PICASTRO with MAGALI MEAGHER at 7:30 pm and paul schedlich at at 10:30 pm at CineCycle (129 Spadina), Wednesday (April 9). $12. RT, SS, TF.
It's pretty clear that the dissonant experimental folk music that Liz Hysen makes as Picastro isn't meant for a mainstream pop audience. However, because the 15-year-old project once featured Owen Pallett, Hysen's recordings sometimes attract listeners who were expecting something much more traditionally melodic.
For example, the NME writer who described Picastro's new album, You (Static Clang), as "if Sonic Youth had ever been thrust a selection of instruments belonging to a beleaguered secondary school orchestra."
That description could have been a compliment had it not been attached to a 3/10 review.
"Picastro is pop music, but not, and people don't always know what to do with it," Hysen cheerfully admits. "I'm okay with that, though. I'm not delusional, so I know this isn't for everyone."
She wasn't always so secure about her musical idiosyncrasies.
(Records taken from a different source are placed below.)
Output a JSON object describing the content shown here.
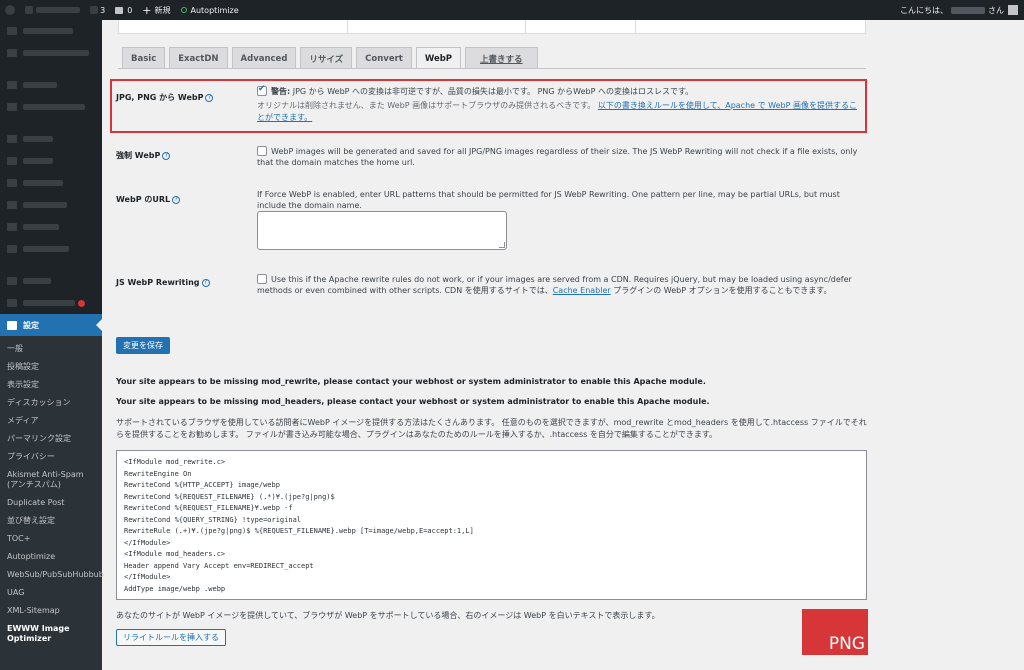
{
  "adminbar": {
    "comments_count": "3",
    "pending_count": "0",
    "new_label": "新規",
    "plugin_label": "Autoptimize",
    "greeting": "こんにちは、",
    "greeting_suffix": "さん"
  },
  "sidebar": {
    "active_label": "設定",
    "submenu": [
      "一般",
      "投稿設定",
      "表示設定",
      "ディスカッション",
      "メディア",
      "パーマリンク設定",
      "プライバシー",
      "Akismet Anti-Spam (アンチスパム)",
      "Duplicate Post",
      "並び替え設定",
      "TOC+",
      "Autoptimize",
      "WebSub/PubSubHubbub",
      "UAG",
      "XML-Sitemap",
      "EWWW Image Optimizer"
    ]
  },
  "tabs": [
    "Basic",
    "ExactDN",
    "Advanced",
    "リサイズ",
    "Convert",
    "WebP",
    "上書きする"
  ],
  "rows": {
    "jpg_png": {
      "label": "JPG, PNG から WebP",
      "warning_bold": "警告:",
      "line1": " JPG から WebP への変換は非可逆ですが、品質の損失は最小です。 PNG からWebP への変換はロスレスです。",
      "line2": "オリジナルは削除されません、また WebP 画像はサポートブラウザのみ提供されるべきです。",
      "link": "以下の書き換えルールを使用して、Apache で WebP 画像を提供することができます。"
    },
    "force_webp": {
      "label": "強制 WebP",
      "desc": "WebP images will be generated and saved for all JPG/PNG images regardless of their size. The JS WebP Rewriting will not check if a file exists, only that the domain matches the home url."
    },
    "webp_url": {
      "label": "WebP のURL",
      "desc": "If Force WebP is enabled, enter URL patterns that should be permitted for JS WebP Rewriting. One pattern per line, may be partial URLs, but must include the domain name."
    },
    "js_webp": {
      "label": "JS WebP Rewriting",
      "desc1": "Use this if the Apache rewrite rules do not work, or if your images are served from a CDN. Requires jQuery, but may be loaded using async/defer methods or even combined with other scripts. CDN を使用するサイトでは、",
      "link": "Cache Enabler",
      "desc2": " プラグインの WebP オプションを使用することもできます。"
    }
  },
  "save_button": "変更を保存",
  "notes": {
    "rewrite": "Your site appears to be missing mod_rewrite, please contact your webhost or system administrator to enable this Apache module.",
    "headers": "Your site appears to be missing mod_headers, please contact your webhost or system administrator to enable this Apache module.",
    "methods": "サポートされているブラウザを使用している訪問者にWebP イメージを提供する方法はたくさんあります。 任意のものを選択できますが、mod_rewrite とmod_headers を使用して.htaccess ファイルでそれらを提供することをお勧めします。 ファイルが書き込み可能な場合、プラグインはあなたのためのルールを挿入するか、.htaccess を自分で編集することができます。"
  },
  "code_lines": [
    "<IfModule mod_rewrite.c>",
    "RewriteEngine On",
    "RewriteCond %{HTTP_ACCEPT} image/webp",
    "RewriteCond %{REQUEST_FILENAME} (.*)¥.(jpe?g|png)$",
    "RewriteCond %{REQUEST_FILENAME}¥.webp -f",
    "RewriteCond %{QUERY_STRING} !type=original",
    "RewriteRule (.+)¥.(jpe?g|png)$ %{REQUEST_FILENAME}.webp [T=image/webp,E=accept:1,L]",
    "</IfModule>",
    "<IfModule mod_headers.c>",
    "Header append Vary Accept env=REDIRECT_accept",
    "</IfModule>",
    "AddType image/webp .webp"
  ],
  "bottom_note": "あなたのサイトが WebP イメージを提供していて、ブラウザが WebP をサポートしている場合、右のイメージは WebP を白いテキストで表示します。",
  "png_label": "PNG",
  "insert_button": "リライトルールを挿入する",
  "colors": {
    "accent": "#2271b1",
    "admin_dark": "#1d2327",
    "highlight_red": "#d63638"
  }
}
"I didn't really know if it was good or not in the beginning, but other people encouraged me to keep doing it. Now I feel like whatever my vision is, it's finally culminating and becoming this definite thing. I'm more confident now, and I know I can write a good, catchy song, and that it's okay if it's not what other people want a pop song to be."
On You, Hysen called on a wide spectrum of collaborators to expand the core lineup, including Tony Dekker (from Great Lake Swimmers) and Alex Lukashevsky (of Deep Dark United). She'd become captivated by the idea of using male voices to recontextualize the material.
"I actually wanted to take my voice out of it altogether, which was controversial in the band. I just wanted to see what it would sound like," she says.
But Hysen's fragile, quivering vocals are a huge part of Picastro's sound; fortunately, her bandmates talked her out of it.
"I don't think I'm a particularly good singer, so I figured it wouldn't matter, and I just wanted to experiment. Maybe next time."